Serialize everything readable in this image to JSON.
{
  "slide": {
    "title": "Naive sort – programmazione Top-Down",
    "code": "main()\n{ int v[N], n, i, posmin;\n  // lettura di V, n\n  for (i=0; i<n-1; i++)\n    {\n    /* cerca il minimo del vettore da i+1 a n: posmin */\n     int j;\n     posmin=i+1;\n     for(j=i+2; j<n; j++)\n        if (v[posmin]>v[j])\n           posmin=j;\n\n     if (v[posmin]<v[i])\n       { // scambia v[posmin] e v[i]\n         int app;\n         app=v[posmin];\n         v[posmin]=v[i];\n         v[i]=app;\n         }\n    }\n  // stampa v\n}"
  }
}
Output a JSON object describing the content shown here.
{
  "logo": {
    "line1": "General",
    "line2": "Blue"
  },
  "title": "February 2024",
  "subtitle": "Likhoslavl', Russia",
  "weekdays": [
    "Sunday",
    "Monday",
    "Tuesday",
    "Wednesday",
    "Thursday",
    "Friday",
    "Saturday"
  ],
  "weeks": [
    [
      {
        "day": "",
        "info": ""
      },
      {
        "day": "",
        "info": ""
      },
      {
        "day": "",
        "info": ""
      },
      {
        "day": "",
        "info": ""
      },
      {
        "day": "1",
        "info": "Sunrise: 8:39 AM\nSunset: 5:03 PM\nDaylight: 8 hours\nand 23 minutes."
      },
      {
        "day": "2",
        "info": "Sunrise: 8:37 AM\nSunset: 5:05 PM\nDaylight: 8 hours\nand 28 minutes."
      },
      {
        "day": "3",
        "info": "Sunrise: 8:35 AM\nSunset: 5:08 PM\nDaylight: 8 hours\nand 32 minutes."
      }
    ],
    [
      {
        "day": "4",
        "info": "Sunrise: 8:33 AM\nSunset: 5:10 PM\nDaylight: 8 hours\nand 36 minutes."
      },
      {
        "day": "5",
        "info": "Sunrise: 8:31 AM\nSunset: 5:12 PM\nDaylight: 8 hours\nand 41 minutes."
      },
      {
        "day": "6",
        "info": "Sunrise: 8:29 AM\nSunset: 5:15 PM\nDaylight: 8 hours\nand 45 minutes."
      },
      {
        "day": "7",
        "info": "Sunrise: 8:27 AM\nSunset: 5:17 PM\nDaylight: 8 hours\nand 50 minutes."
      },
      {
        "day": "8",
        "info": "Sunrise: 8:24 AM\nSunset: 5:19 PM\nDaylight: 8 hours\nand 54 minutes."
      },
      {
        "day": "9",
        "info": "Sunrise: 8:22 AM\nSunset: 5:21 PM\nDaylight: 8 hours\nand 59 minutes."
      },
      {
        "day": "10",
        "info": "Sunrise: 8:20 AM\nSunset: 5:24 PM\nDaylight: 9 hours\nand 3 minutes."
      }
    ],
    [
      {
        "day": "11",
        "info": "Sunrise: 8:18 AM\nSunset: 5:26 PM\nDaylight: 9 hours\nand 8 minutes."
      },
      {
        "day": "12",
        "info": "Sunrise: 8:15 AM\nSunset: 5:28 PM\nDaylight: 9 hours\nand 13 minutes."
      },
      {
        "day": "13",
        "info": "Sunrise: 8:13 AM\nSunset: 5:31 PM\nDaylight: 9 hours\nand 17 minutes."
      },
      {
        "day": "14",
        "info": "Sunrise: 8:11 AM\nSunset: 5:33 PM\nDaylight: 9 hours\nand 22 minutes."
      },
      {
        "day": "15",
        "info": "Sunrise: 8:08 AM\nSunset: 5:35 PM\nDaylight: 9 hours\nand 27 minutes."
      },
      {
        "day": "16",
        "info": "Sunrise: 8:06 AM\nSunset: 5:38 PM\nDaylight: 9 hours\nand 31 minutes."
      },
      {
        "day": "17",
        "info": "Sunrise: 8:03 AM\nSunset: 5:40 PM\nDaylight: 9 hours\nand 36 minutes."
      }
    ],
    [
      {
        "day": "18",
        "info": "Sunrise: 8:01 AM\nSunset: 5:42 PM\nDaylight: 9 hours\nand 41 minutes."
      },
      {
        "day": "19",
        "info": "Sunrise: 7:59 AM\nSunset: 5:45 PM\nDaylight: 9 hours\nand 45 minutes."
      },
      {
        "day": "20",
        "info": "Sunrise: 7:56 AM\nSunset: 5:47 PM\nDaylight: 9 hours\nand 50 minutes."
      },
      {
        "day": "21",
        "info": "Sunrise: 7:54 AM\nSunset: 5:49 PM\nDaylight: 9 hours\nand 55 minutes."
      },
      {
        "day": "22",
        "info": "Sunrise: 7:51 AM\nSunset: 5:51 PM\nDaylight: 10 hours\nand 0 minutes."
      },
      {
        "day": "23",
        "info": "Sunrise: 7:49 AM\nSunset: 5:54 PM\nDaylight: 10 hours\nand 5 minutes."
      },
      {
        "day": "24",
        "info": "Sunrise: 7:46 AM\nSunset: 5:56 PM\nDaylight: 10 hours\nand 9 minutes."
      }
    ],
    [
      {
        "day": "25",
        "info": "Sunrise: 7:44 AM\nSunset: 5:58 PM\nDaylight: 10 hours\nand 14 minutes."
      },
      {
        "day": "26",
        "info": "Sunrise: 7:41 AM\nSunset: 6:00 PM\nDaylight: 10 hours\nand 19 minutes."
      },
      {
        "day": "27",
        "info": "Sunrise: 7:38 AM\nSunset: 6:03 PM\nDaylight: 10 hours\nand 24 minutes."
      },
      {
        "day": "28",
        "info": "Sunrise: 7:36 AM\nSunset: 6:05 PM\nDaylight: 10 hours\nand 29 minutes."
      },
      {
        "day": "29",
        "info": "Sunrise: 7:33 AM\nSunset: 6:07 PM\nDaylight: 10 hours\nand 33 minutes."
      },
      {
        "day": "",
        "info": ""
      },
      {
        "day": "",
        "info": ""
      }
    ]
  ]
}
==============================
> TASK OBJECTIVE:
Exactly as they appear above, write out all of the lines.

> SOLVED EXERCISE:
Serialize everything readable in this image to JSON.
{
  "slide": {
    "title": "Naive sort – programmazione Top-Down",
    "code": "main()\n{ int v[N], n, i, posmin;\n  // lettura di V, n\n  for (i=0; i<n-1; i++)\n    {\n    /* cerca il minimo del vettore da i+1 a n: posmin */\n     int j;\n     posmin=i+1;\n     for(j=i+2; j<n; j++)\n        if (v[posmin]>v[j])\n           posmin=j;\n\n     if (v[posmin]<v[i])\n       { // scambia v[posmin] e v[i]\n         int app;\n         app=v[posmin];\n         v[posmin]=v[i];\n         v[i]=app;\n         }\n    }\n  // stampa v\n}"
  }
}
Output a JSON object describing the content shown here.
{
  "logo": {
    "line1": "General",
    "line2": "Blue"
  },
  "title": "February 2024",
  "subtitle": "Likhoslavl', Russia",
  "weekdays": [
    "Sunday",
    "Monday",
    "Tuesday",
    "Wednesday",
    "Thursday",
    "Friday",
    "Saturday"
  ],
  "weeks": [
    [
      {
        "day": "",
        "info": ""
      },
      {
        "day": "",
        "info": ""
      },
      {
        "day": "",
        "info": ""
      },
      {
        "day": "",
        "info": ""
      },
      {
        "day": "1",
        "info": "Sunrise: 8:39 AM\nSunset: 5:03 PM\nDaylight: 8 hours\nand 23 minutes."
      },
      {
        "day": "2",
        "info": "Sunrise: 8:37 AM\nSunset: 5:05 PM\nDaylight: 8 hours\nand 28 minutes."
      },
      {
        "day": "3",
        "info": "Sunrise: 8:35 AM\nSunset: 5:08 PM\nDaylight: 8 hours\nand 32 minutes."
      }
    ],
    [
      {
        "day": "4",
        "info": "Sunrise: 8:33 AM\nSunset: 5:10 PM\nDaylight: 8 hours\nand 36 minutes."
      },
      {
        "day": "5",
        "info": "Sunrise: 8:31 AM\nSunset: 5:12 PM\nDaylight: 8 hours\nand 41 minutes."
      },
      {
        "day": "6",
        "info": "Sunrise: 8:29 AM\nSunset: 5:15 PM\nDaylight: 8 hours\nand 45 minutes."
      },
      {
        "day": "7",
        "info": "Sunrise: 8:27 AM\nSunset: 5:17 PM\nDaylight: 8 hours\nand 50 minutes."
      },
      {
        "day": "8",
        "info": "Sunrise: 8:24 AM\nSunset: 5:19 PM\nDaylight: 8 hours\nand 54 minutes."
      },
      {
        "day": "9",
        "info": "Sunrise: 8:22 AM\nSunset: 5:21 PM\nDaylight: 8 hours\nand 59 minutes."
      },
      {
        "day": "10",
        "info": "Sunrise: 8:20 AM\nSunset: 5:24 PM\nDaylight: 9 hours\nand 3 minutes."
      }
    ],
    [
      {
        "day": "11",
        "info": "Sunrise: 8:18 AM\nSunset: 5:26 PM\nDaylight: 9 hours\nand 8 minutes."
      },
      {
        "day": "12",
        "info": "Sunrise: 8:15 AM\nSunset: 5:28 PM\nDaylight: 9 hours\nand 13 minutes."
      },
      {
        "day": "13",
        "info": "Sunrise: 8:13 AM\nSunset: 5:31 PM\nDaylight: 9 hours\nand 17 minutes."
      },
      {
        "day": "14",
        "info": "Sunrise: 8:11 AM\nSunset: 5:33 PM\nDaylight: 9 hours\nand 22 minutes."
      },
      {
        "day": "15",
        "info": "Sunrise: 8:08 AM\nSunset: 5:35 PM\nDaylight: 9 hours\nand 27 minutes."
      },
      {
        "day": "16",
        "info": "Sunrise: 8:06 AM\nSunset: 5:38 PM\nDaylight: 9 hours\nand 31 minutes."
      },
      {
        "day": "17",
        "info": "Sunrise: 8:03 AM\nSunset: 5:40 PM\nDaylight: 9 hours\nand 36 minutes."
      }
    ],
    [
      {
        "day": "18",
        "info": "Sunrise: 8:01 AM\nSunset: 5:42 PM\nDaylight: 9 hours\nand 41 minutes."
      },
      {
        "day": "19",
        "info": "Sunrise: 7:59 AM\nSunset: 5:45 PM\nDaylight: 9 hours\nand 45 minutes."
      },
      {
        "day": "20",
        "info": "Sunrise: 7:56 AM\nSunset: 5:47 PM\nDaylight: 9 hours\nand 50 minutes."
      },
      {
        "day": "21",
        "info": "Sunrise: 7:54 AM\nSunset: 5:49 PM\nDaylight: 9 hours\nand 55 minutes."
      },
      {
        "day": "22",
        "info": "Sunrise: 7:51 AM\nSunset: 5:51 PM\nDaylight: 10 hours\nand 0 minutes."
      },
      {
        "day": "23",
        "info": "Sunrise: 7:49 AM\nSunset: 5:54 PM\nDaylight: 10 hours\nand 5 minutes."
      },
      {
        "day": "24",
        "info": "Sunrise: 7:46 AM\nSunset: 5:56 PM\nDaylight: 10 hours\nand 9 minutes."
      }
    ],
    [
      {
        "day": "25",
        "info": "Sunrise: 7:44 AM\nSunset: 5:58 PM\nDaylight: 10 hours\nand 14 minutes."
      },
      {
        "day": "26",
        "info": "Sunrise: 7:41 AM\nSunset: 6:00 PM\nDaylight: 10 hours\nand 19 minutes."
      },
      {
        "day": "27",
        "info": "Sunrise: 7:38 AM\nSunset: 6:03 PM\nDaylight: 10 hours\nand 24 minutes."
      },
      {
        "day": "28",
        "info": "Sunrise: 7:36 AM\nSunset: 6:05 PM\nDaylight: 10 hours\nand 29 minutes."
      },
      {
        "day": "29",
        "info": "Sunrise: 7:33 AM\nSunset: 6:07 PM\nDaylight: 10 hours\nand 33 minutes."
      },
      {
        "day": "",
        "info": ""
      },
      {
        "day": "",
        "info": ""
      }
    ]
  ]
}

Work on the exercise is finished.